Twinzy Toy Company
In 1895 Charles Squier built a home for his new wife, Julia Hickman, right next door to his father’s house, on Fremont Street just north of the park. Shortly after completing his home, he built a factory building behind the house. In this small factory Charles operated the American Manufacturing Company, producing shipping and merchandising tags on a machine he invented.
In 1918 Squier’s twin daughters, Bernice and Blanche, made a wager with their father that they could raise the money they needed to attend college. The girls began making dolls and earned the funds to pay for their first year at school. But there were so many orders for their dolls that the twins decided to forego school and began producing dolls and stuffed animals full time. They formed the Twinzy Toy Company and went into business in their father’s factory building.
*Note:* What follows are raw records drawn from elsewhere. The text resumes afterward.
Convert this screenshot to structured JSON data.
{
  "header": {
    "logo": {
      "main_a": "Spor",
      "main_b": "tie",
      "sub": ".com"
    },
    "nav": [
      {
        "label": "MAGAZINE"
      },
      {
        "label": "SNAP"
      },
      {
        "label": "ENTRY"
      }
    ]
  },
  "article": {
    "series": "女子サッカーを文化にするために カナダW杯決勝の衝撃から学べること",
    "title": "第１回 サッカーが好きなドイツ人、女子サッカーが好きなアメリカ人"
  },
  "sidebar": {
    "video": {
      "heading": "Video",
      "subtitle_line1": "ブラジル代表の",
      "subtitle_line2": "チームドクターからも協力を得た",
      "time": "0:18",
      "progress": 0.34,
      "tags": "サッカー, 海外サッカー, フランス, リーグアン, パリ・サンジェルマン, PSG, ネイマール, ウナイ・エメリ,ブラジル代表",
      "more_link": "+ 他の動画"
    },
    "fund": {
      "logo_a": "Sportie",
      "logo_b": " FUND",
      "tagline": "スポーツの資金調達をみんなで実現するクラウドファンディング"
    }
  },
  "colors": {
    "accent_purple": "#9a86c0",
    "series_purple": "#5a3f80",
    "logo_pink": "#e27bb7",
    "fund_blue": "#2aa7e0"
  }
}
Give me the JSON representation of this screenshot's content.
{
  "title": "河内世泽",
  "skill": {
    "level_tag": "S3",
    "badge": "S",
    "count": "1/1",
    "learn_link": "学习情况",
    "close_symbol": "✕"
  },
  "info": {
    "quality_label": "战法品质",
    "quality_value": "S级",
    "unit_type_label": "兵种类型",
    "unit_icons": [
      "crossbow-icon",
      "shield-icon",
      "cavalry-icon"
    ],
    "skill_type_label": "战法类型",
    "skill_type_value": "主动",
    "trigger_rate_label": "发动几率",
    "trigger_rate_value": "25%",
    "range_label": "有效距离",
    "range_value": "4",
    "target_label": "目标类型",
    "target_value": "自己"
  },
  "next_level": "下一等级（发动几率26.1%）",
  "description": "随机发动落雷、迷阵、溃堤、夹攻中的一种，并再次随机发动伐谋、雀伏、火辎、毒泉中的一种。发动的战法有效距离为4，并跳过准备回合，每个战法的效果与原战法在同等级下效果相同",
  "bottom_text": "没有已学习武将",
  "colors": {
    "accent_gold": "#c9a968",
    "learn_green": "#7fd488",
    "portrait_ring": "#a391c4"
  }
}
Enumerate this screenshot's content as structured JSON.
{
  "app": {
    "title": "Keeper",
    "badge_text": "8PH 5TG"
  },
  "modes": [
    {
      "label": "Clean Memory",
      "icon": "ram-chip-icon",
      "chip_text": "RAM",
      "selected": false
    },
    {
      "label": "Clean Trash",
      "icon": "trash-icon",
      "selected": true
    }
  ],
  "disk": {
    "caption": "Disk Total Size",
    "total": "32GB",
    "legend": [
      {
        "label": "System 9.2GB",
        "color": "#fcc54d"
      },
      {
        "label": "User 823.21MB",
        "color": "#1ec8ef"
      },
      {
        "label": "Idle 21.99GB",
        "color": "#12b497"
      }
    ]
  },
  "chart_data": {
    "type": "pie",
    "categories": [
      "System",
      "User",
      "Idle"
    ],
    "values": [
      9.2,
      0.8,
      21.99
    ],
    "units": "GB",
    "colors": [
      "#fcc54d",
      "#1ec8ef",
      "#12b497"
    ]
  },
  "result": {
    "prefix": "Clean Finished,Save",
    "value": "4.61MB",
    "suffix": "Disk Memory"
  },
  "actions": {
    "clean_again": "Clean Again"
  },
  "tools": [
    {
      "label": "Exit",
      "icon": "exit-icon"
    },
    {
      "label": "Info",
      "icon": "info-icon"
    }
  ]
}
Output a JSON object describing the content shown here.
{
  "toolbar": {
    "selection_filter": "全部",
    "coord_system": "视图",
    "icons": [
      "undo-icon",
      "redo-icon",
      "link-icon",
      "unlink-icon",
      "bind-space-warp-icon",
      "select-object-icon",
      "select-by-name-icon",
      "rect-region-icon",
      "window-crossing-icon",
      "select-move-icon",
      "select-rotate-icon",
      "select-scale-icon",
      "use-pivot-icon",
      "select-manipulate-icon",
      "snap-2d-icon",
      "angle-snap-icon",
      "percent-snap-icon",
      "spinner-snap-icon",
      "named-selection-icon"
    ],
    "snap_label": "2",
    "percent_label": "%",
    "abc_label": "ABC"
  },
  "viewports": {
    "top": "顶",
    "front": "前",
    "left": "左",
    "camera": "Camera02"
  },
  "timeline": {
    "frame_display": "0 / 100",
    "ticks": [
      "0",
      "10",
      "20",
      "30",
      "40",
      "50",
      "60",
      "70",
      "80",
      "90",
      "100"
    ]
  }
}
Twinzy dolls, toys and animals were designed to be safe for young children, made out of soft cloth and ginghams as well as art leather, which became the most popular line. Their first mass produced doll, the Buddy Doll, was a stocking doll with a painted face which resembled an elf. Another popular doll was a “Man-on-the-Moon” figure with a glow-in-the-dark face. From stuffed dolls the girls expanded into building blocks and stuffed animals.
Their dolls were displayed at the New York Toy Fair in 1920. After the fair, the girls received their first patent and a large order from Marshall Fields. By 1939 sales had increased and the girls opened a New York sales office. In 1940 the twins ran into some labor problems and stopped making the much-sought after toys. One year later, when the twins returned from a trip to the West, they found so many orders for the popular dolls awaiting them that they decided to resume production.
The Twinzy Toy Company continued to manufacture dolls well into the early 1950s. Bernice and Blanche lived in their Fremont Street home until their deaths. The factory building stood in its original location behind the house until the mid-1960s, when it was torn down by the owners at that time. Parts of the foundation still remain at the site.
Many of the original drawings for the toys and the dies that were used to print the fabric dolls and toys are in the Community Archives of Heritage Battle Creek. A selection of the drawings and dies is displayed in the Children’s Room at Kimball House Museum.